Copying task for the records below: reproduce each one exactly and drop the pictures.

Stored data entries:
☆ ☆ ☆ ☆ ☆

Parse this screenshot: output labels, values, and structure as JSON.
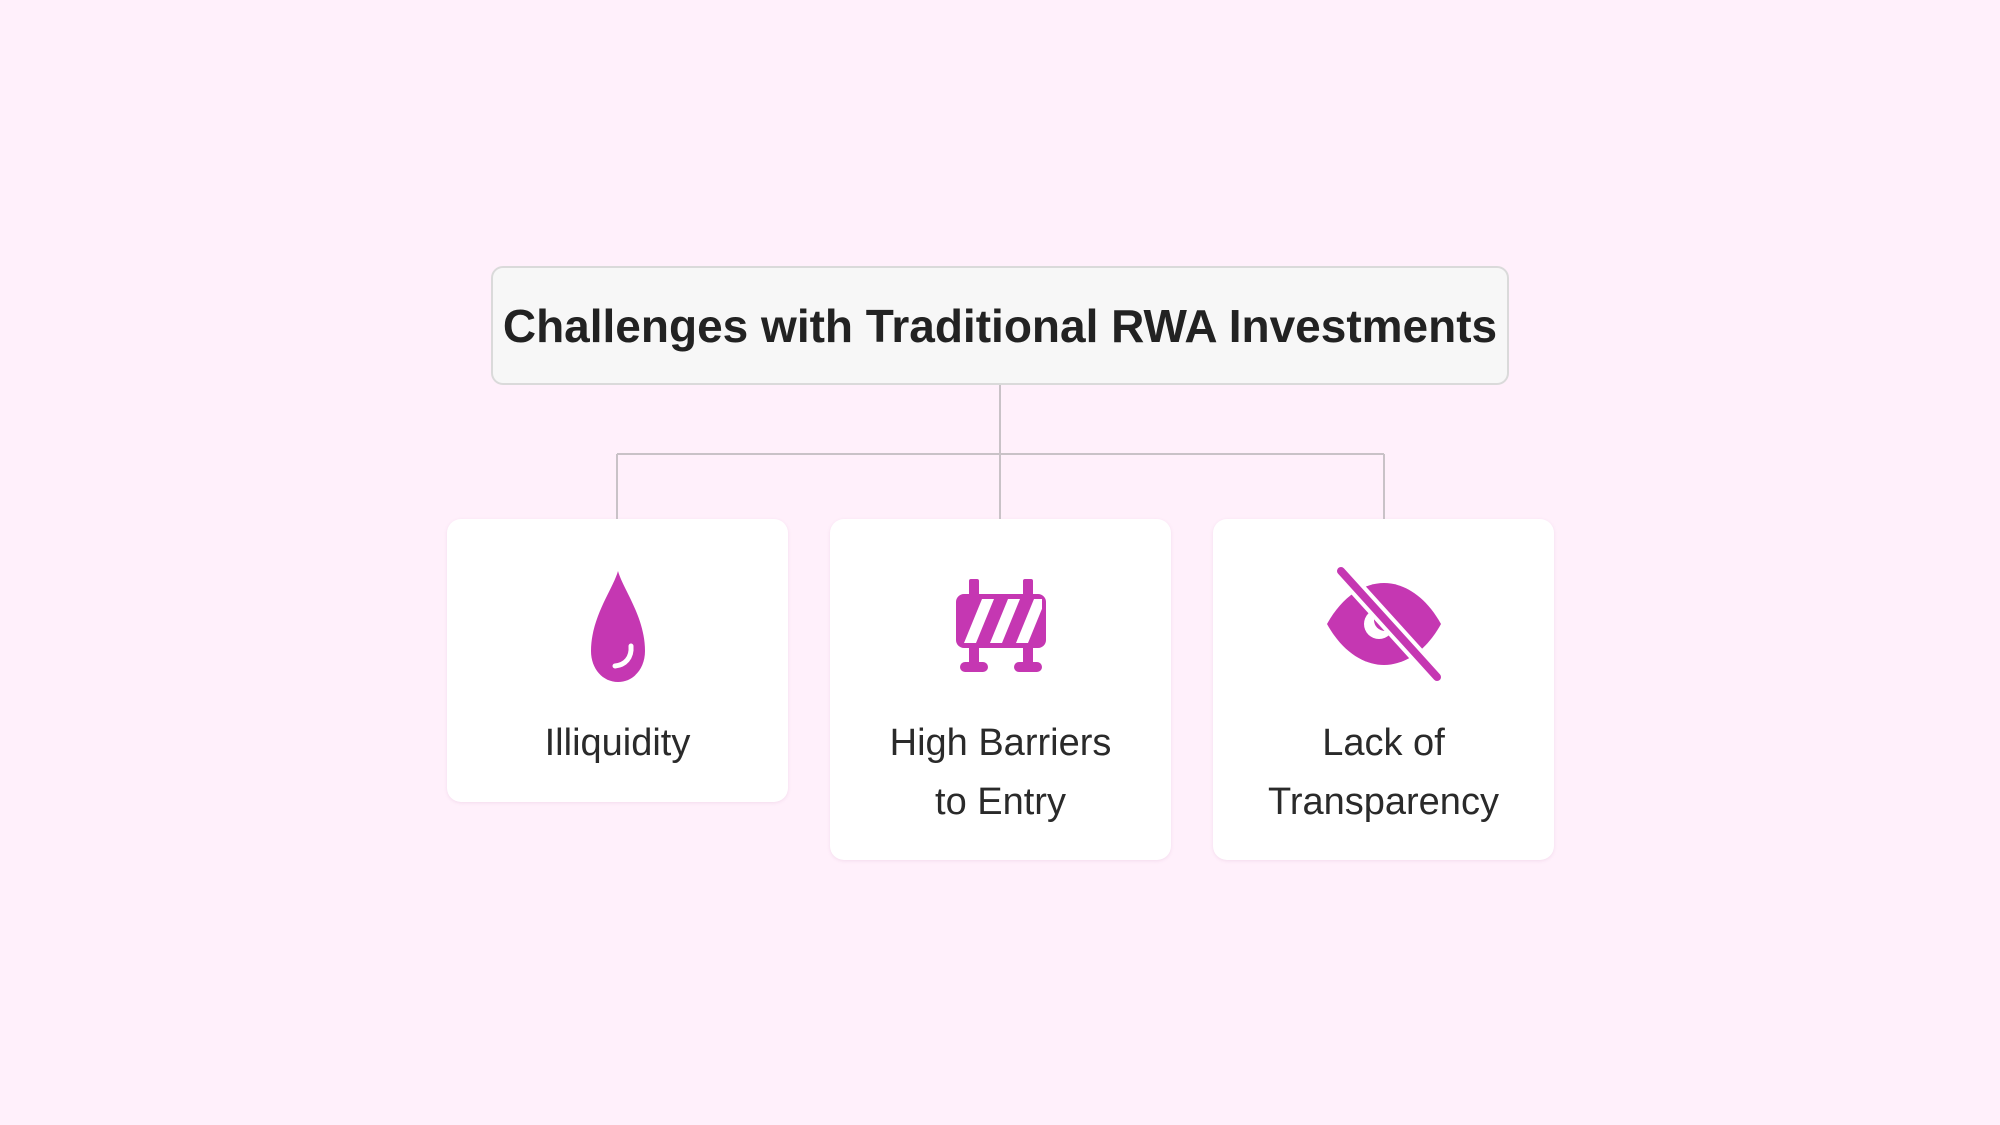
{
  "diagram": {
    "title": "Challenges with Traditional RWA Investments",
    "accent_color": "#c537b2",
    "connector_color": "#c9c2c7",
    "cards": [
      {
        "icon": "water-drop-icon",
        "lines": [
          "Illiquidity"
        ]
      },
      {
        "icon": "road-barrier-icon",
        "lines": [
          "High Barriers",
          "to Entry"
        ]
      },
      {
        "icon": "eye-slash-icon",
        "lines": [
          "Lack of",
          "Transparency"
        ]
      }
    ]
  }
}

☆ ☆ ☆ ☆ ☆

■ Answer box:
Parse this screenshot: output labels, values, and structure as JSON.
{
  "diagram": {
    "title": "Challenges with Traditional RWA Investments",
    "accent_color": "#c537b2",
    "connector_color": "#c9c2c7",
    "cards": [
      {
        "icon": "water-drop-icon",
        "lines": [
          "Illiquidity"
        ]
      },
      {
        "icon": "road-barrier-icon",
        "lines": [
          "High Barriers",
          "to Entry"
        ]
      },
      {
        "icon": "eye-slash-icon",
        "lines": [
          "Lack of",
          "Transparency"
        ]
      }
    ]
  }
}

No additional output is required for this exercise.